Islands that allow family and friends to gather comfortably—oftentimes manufactured in contrasting colors to the other kitchen cabinets—are essential, he says. And he’s even produced a few thick-glass island countertops to make a “wow” statement.

As for lighting, LEDs are more expensive than traditional bulbs at the outset, but they’re more efficient and energy-saving in the long run. “LEDs last five times as long as traditional bulbs,” says Cook. “They produce a clean light, and you can choose between warm bulbs if you’re using grays, and cool if you’re using bright colors.”

But not all LED lighting is alike, cautions Andrew Guenther of Advanced Electronic Systems Integrators. “There are a hundred kinds and not all work the way you want them to,” he says. “Some can’t be dimmed, some can’t be put on control systems. That’s why it’s important to work with a certified lighting designer who understands LED.”


Just as in kitchens, the clean, contemporary look is taking over bathroom design, says Dreama Wren, showroom manager at Gorman’s Bath Gallery. Wren says chrome plumbing fixtures and hardware have come back in a big way—say good-bye to brushed nickel—and freestanding tubs have replaced the big soaker tubs of yore. And in the shower, forget spa jets and body sprays, Wren says; everybody is doing handheld shower heads.

Large master baths are still an area where people want to indulge themselves, Hunihan adds: “But we don’t see as many tubs as we used to in master baths. That goes along with our active lifestyle.”


Like “all-natural” in the food industry, the terms “green” and “eco-friendly” have been used quite a bit in marketing materials. Consequently, certifying organizations have been formed to set standards and help consumers separate reality from hype.

The Florida Green Building Coalition has developed green certification programs that apply to homes as well as commercial buildings, land development and even local governments. In addition, NAHB offers a Certified Green Professional (CGP) designation, which recognizes builders, remodelers and other industry pros who incorporate green building principles into homes. You can find a directory of CGP designees online at

Drew Smith of Sarasota-based Two Trails Green Consulting says the main eco-friendly focus for home buyers today is energy efficiency. That means upgraded insulation, choosing the most efficient air-conditioning units and using radiant barrier on their roofs. “Homeowners want the home’s envelope to be as tight and efficient as possible,” he says. “It’s all about saving money.”

It also means choosing LED lighting, efficient variable-speed pool pumps, and landscaping with Florida-friendly, drought-tolerant plants that are indigenous to our area to minimize care and water. “That goes back to cost savings,” Smith says.
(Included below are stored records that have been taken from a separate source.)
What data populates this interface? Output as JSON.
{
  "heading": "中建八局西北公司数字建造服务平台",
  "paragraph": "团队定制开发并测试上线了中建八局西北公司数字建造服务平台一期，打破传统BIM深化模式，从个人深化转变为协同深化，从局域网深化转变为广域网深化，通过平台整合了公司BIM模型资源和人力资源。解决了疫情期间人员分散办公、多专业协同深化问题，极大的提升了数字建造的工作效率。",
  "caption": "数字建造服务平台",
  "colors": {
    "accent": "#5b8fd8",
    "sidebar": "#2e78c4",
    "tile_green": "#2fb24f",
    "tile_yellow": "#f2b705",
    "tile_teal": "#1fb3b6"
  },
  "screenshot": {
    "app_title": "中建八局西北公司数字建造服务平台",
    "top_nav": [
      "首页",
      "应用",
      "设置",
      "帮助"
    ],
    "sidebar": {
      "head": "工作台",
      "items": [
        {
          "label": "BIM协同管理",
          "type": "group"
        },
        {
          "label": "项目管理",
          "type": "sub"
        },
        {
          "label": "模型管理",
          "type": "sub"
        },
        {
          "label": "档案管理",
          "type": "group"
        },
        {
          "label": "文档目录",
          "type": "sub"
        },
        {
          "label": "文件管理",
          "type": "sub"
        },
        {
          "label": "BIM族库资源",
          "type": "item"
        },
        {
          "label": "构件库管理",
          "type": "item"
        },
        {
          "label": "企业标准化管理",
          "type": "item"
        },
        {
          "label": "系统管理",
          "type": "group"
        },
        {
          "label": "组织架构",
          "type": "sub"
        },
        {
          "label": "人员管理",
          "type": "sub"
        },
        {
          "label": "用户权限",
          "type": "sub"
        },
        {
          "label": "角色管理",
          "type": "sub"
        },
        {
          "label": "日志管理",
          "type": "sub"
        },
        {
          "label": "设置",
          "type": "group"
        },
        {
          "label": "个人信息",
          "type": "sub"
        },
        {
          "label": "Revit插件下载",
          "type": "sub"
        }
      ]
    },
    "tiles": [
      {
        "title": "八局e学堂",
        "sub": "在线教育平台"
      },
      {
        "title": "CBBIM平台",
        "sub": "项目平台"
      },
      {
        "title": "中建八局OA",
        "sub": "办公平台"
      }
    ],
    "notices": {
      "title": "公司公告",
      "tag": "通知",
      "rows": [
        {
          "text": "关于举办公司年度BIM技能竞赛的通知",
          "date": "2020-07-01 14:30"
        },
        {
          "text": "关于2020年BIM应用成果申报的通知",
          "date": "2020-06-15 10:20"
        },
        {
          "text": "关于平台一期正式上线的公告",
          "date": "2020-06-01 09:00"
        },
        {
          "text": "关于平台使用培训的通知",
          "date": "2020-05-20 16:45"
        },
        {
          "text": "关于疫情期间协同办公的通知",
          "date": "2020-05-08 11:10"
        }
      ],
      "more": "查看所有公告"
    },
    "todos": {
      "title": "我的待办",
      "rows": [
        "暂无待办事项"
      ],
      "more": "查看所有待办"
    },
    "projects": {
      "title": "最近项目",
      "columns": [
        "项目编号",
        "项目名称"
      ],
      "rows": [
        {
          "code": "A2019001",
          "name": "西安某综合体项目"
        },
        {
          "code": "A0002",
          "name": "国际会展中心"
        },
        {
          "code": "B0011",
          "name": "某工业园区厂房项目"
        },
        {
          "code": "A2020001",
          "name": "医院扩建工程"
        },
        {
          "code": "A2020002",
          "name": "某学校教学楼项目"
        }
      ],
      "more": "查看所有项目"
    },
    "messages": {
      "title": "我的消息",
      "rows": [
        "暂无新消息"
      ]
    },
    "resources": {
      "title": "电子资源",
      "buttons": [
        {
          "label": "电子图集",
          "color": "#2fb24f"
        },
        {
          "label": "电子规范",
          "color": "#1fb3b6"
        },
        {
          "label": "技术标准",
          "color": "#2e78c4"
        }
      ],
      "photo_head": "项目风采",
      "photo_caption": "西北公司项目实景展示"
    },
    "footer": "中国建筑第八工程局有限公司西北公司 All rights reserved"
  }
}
And a strong new design trend that brings green benefits, he says, is opting for hardwood floors over carpet. “Besides the reduction in off-gassing from bad carpet pads,” Smith says, “hardwood floors minimize dust, and that helps improve indoor air quality.” Now that’s a green feature we can all live with.


Today’s tech-savvy house lets you monitor and control security systems and home mechanical systems—everything from audio and video to window shades and air-conditioners—from a PC or a smart phone anywhere in the world.

What’s really taken off, says Advanced Electronic Systems Integrators’ Andrew Guenther, is housing your audio and video distribution equipment in a linen-closet sized cabinet and distributing it via your smart phone or tablet to every television in the home. They take the place of cable boxes and Blu-ray players throughout the house.

Guenther notes that local homeowners are starting to build media rooms again.  “There have been huge advancements in picture quality in today’s projection systems and the cost has gone down,” he says. “A video projector that cost $100,000 10 years ago now costs one quarter that.” And for some customers, he’s creating family-room style theater rooms, with a 150-inch screen that drops down out of the ceiling.

Filed under